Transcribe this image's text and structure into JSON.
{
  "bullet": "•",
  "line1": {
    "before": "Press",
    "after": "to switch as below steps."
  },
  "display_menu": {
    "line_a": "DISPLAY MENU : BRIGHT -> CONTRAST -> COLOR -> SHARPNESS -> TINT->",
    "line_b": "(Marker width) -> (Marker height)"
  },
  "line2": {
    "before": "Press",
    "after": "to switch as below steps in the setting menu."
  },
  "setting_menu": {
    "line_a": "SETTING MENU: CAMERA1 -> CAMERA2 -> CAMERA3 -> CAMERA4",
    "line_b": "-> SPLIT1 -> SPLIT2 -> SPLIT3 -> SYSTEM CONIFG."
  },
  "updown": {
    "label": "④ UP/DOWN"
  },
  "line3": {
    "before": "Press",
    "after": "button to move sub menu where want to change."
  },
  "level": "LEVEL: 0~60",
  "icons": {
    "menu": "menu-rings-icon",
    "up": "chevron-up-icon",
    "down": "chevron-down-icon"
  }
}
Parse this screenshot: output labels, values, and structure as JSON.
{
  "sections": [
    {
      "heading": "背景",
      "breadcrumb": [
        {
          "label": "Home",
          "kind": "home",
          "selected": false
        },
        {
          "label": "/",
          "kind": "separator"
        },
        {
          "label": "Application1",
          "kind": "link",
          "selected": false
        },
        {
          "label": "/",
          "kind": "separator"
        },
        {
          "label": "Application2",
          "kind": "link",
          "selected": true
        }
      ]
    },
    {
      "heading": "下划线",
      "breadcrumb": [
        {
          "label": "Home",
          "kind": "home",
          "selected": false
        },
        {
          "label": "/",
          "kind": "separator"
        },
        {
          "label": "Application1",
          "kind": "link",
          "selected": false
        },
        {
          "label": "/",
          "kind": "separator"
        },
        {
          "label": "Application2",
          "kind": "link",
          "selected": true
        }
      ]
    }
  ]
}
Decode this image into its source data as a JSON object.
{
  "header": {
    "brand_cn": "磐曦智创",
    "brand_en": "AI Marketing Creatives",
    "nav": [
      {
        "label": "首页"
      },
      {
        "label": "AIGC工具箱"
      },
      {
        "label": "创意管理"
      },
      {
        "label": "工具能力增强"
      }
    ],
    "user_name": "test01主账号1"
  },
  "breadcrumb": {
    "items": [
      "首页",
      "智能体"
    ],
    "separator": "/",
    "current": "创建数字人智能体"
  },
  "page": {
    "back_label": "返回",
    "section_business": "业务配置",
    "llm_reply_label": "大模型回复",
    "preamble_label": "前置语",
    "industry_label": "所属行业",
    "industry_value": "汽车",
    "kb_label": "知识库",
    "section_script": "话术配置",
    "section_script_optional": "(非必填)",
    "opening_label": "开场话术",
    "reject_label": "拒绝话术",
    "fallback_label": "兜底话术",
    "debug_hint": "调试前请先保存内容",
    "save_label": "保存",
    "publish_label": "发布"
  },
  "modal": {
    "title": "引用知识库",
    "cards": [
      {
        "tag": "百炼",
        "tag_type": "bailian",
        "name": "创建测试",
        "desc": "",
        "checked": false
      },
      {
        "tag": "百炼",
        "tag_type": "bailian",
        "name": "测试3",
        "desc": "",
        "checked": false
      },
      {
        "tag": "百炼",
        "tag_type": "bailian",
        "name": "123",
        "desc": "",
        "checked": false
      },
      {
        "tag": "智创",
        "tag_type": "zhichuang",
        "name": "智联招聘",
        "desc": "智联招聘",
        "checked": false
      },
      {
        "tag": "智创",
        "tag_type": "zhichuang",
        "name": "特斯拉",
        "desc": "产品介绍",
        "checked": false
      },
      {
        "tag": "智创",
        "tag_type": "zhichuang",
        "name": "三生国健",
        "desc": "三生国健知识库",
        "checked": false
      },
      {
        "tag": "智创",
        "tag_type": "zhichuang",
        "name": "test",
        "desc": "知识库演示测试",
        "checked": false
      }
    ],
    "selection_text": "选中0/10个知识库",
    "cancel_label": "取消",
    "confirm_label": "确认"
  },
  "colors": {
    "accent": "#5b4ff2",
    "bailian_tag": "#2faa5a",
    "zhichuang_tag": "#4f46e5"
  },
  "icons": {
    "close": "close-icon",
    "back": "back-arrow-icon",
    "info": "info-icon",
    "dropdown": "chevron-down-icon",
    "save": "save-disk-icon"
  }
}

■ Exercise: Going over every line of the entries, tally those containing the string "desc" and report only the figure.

■ Finished exercise: 7